→ **What this task involves**: What lines in the listing include "frame"? Return a copy of each.

→ **Data for this exercise**:
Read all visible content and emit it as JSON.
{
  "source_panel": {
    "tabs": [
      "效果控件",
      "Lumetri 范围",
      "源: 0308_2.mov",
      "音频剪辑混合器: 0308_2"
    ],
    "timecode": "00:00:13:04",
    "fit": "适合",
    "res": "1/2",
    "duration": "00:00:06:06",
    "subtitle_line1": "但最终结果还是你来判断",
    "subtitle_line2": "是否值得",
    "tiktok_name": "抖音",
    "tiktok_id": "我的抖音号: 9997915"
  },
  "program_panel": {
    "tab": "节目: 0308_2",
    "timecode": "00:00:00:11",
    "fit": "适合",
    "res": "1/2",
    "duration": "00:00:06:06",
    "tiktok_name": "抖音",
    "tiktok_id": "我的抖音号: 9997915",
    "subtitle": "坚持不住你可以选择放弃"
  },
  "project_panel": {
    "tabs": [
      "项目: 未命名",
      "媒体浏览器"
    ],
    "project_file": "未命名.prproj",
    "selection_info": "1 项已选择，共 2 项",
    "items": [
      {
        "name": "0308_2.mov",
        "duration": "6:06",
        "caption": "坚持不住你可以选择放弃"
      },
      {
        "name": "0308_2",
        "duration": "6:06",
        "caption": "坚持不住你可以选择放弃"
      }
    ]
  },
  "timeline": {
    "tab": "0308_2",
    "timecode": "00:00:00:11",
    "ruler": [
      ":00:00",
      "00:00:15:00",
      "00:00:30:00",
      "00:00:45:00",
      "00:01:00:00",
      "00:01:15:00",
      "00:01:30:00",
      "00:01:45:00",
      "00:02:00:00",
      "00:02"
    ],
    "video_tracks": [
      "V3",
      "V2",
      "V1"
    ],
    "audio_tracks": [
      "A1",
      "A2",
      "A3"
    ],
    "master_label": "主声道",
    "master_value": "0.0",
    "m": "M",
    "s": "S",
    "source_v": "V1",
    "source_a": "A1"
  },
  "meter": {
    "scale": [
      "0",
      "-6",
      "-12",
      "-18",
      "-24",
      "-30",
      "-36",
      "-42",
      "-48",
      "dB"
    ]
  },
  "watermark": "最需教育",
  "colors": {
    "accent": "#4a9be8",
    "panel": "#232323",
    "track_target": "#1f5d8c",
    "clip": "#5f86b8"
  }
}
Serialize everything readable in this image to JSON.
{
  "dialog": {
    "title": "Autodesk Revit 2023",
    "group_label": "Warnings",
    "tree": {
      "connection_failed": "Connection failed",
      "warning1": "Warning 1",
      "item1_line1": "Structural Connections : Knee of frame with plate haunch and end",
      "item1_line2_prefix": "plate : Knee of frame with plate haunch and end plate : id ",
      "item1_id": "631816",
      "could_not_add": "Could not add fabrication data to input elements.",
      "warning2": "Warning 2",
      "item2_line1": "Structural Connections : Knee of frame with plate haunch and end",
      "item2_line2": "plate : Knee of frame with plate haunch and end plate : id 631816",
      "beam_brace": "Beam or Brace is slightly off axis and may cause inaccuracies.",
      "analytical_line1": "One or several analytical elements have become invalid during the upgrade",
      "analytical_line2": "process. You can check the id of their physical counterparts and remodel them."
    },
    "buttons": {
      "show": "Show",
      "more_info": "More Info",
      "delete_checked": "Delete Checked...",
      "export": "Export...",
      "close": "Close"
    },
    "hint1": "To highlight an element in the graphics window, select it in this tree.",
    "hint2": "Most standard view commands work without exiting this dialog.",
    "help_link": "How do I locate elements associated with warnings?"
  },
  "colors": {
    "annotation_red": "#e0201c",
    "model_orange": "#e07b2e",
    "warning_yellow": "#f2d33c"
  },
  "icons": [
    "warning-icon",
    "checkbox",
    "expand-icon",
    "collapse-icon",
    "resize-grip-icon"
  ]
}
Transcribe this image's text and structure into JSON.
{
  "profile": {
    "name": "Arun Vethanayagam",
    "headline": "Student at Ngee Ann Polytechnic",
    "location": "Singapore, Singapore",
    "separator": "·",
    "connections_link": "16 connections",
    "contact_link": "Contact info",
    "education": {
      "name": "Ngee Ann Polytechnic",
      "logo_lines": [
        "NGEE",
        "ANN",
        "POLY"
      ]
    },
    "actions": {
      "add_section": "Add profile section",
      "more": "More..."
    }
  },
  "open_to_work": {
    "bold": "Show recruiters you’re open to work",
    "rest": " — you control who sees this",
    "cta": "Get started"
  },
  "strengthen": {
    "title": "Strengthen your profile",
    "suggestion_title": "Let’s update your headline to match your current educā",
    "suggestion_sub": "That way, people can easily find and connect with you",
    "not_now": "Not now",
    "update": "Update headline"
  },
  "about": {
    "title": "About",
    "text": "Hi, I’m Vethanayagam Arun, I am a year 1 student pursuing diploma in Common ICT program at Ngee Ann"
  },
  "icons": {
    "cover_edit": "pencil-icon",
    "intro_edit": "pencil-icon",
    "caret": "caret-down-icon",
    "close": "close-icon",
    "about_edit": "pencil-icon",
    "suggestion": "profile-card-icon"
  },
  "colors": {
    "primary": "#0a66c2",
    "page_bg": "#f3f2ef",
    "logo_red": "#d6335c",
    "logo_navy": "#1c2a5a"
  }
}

→ **Result below**:
      "item1_line1": "Structural Connections : Knee of frame with plate haunch and end",
      "item1_line2_prefix": "plate : Knee of frame with plate haunch and end plate : id ",
      "item2_line1": "Structural Connections : Knee of frame with plate haunch and end",
      "item2_line2": "plate : Knee of frame with plate haunch and end plate : id 631816",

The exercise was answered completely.